Row 2: K2, p18, k2. (Those 2 border stitches on either end will always be knit in garter stitch—their role is to keep your fabric from curling.)
Row 3: K2, (K2Tog) 3 times, (YO,K1) 6 times, (K2Tog) 3 times, k2.
Row 4: K all sts.
Repeat rows 1 through 4 until you’ve reached your desired scarf length or run out of yarn, whichever comes first. End by completing Row 4, and then knit 1 more row and bind off all sts.
Finishing: Darn in any ends and fill a sink with lukewarm water and add a gentle detergent (such as Eucalan or Soak). Drop your scarf into the water and gently squeeze it until the water has fully saturated the fibers. If using Eucalan or Soak, you can skip any rinse. Otherwise, gather the scarf together, lift it out of the sink, drain the water, re-fill it with lukewarm water, lower the scarf back in the water, and gently squeeze. Repeat this process until the rinse water runs clear. Then blot the scarf dry in a towel and lay it out to shape.

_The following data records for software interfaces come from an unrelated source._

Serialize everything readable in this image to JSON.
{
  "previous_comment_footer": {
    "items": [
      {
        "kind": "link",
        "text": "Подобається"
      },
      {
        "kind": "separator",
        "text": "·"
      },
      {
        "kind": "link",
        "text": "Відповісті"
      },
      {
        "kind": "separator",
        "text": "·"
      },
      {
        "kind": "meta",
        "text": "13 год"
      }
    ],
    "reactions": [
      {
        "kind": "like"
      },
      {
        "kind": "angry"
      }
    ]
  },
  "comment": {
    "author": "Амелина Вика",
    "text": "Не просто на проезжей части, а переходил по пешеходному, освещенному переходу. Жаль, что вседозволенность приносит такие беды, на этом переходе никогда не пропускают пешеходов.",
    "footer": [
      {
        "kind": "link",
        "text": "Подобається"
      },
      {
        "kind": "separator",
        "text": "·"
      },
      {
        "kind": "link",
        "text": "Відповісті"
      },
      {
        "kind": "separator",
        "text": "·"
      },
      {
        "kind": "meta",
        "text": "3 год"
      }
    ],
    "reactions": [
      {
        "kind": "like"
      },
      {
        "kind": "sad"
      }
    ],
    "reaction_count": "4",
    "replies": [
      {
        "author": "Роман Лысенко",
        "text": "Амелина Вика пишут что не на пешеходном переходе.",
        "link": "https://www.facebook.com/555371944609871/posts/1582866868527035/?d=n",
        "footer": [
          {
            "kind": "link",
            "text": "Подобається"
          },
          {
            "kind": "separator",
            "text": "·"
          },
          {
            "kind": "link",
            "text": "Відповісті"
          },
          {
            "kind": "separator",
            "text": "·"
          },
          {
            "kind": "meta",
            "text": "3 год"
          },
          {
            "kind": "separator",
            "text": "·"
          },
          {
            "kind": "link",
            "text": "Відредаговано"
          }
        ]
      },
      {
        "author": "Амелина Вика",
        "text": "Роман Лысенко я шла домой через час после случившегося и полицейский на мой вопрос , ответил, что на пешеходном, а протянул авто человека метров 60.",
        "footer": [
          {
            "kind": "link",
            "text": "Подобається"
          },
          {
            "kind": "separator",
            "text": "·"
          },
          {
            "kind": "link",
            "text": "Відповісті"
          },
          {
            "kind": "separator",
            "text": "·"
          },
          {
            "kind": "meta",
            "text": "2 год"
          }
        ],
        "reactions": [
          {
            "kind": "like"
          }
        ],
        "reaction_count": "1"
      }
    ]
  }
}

If you’re using a finer, lace-weight yarn you’ll want to use pins to help open up the fabric to its desired shape.
Note: The knit stitches on row 4 (a wrong-side row) produce a garter stitch-like effect. If you’d rather have a totally smooth surface for your pattern, you can opt to purl that row (as shown in the picture at left). If you do so, prepare for extra blocking to keep your scarf from curling in on itself.
If you want to tackle this project in a superbly decadent finer gauge yarn such as Windy Valley Muskox or Ravenwood Cashmere, by all means go for it. You’ll just need to cast on any multiple of 18 stitches and add 4 stitches for the border. And prepare for something wonderful.